The task: Your task is to filter the data below down to the lines holding "canvas".

(Beginning of Recorded information)

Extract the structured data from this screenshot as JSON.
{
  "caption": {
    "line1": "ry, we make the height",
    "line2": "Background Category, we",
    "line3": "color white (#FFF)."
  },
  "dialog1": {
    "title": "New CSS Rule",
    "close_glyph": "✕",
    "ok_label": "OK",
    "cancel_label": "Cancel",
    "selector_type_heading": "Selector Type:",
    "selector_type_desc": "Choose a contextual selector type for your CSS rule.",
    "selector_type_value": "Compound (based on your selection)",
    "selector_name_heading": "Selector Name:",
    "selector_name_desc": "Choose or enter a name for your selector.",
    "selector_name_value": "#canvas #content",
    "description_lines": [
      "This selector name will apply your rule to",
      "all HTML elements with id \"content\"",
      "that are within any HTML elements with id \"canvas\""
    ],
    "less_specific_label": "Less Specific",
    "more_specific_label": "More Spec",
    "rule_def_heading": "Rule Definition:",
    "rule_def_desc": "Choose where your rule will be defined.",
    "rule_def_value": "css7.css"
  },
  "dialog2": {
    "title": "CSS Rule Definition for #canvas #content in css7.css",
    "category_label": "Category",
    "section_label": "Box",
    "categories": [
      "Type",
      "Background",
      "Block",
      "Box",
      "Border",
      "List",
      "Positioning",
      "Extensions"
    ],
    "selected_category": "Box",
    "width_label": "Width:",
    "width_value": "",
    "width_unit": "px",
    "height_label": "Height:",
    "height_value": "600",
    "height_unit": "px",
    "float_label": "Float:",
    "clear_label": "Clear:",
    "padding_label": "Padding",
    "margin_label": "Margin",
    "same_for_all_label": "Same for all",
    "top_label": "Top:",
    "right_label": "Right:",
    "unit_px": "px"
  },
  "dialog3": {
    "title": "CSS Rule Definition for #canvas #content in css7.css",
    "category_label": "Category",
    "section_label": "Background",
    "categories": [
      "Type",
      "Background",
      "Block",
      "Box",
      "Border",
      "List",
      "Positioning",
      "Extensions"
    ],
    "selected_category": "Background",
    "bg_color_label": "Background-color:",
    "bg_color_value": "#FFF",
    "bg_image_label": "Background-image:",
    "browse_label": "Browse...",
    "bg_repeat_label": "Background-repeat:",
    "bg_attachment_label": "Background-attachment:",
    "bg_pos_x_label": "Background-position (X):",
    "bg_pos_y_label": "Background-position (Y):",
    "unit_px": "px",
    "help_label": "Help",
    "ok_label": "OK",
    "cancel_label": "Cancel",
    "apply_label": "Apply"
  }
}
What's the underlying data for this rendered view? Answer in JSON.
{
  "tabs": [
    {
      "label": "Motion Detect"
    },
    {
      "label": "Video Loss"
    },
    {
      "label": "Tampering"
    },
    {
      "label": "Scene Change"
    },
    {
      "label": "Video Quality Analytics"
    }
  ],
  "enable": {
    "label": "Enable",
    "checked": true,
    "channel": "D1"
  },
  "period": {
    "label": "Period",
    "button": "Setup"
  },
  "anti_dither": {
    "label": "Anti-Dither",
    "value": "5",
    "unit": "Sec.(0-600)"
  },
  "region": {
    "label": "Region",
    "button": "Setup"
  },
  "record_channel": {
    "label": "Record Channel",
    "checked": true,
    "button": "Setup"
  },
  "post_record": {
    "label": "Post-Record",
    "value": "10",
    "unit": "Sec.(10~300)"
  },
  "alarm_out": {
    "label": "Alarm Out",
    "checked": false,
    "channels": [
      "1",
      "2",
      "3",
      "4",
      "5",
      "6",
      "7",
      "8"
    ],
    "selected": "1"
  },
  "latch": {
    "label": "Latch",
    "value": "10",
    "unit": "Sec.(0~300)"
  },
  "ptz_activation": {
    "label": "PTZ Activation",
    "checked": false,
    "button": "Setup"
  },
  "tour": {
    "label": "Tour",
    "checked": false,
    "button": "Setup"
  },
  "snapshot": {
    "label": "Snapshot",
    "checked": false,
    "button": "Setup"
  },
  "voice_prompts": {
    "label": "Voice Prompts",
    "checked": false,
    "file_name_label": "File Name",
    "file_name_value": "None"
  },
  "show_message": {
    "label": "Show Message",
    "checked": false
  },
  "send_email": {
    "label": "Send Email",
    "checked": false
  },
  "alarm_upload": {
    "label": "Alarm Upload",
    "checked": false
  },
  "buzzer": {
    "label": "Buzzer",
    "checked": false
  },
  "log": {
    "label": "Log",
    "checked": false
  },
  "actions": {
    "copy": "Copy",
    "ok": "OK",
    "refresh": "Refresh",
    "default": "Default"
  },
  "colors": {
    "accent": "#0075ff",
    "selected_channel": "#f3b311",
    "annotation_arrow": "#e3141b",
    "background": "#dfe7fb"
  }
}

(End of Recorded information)

Solution:
    "selector_name_value": "#canvas #content",
      "that are within any HTML elements with id \"canvas\""
    "title": "CSS Rule Definition for #canvas #content in css7.css",
    "title": "CSS Rule Definition for #canvas #content in css7.css",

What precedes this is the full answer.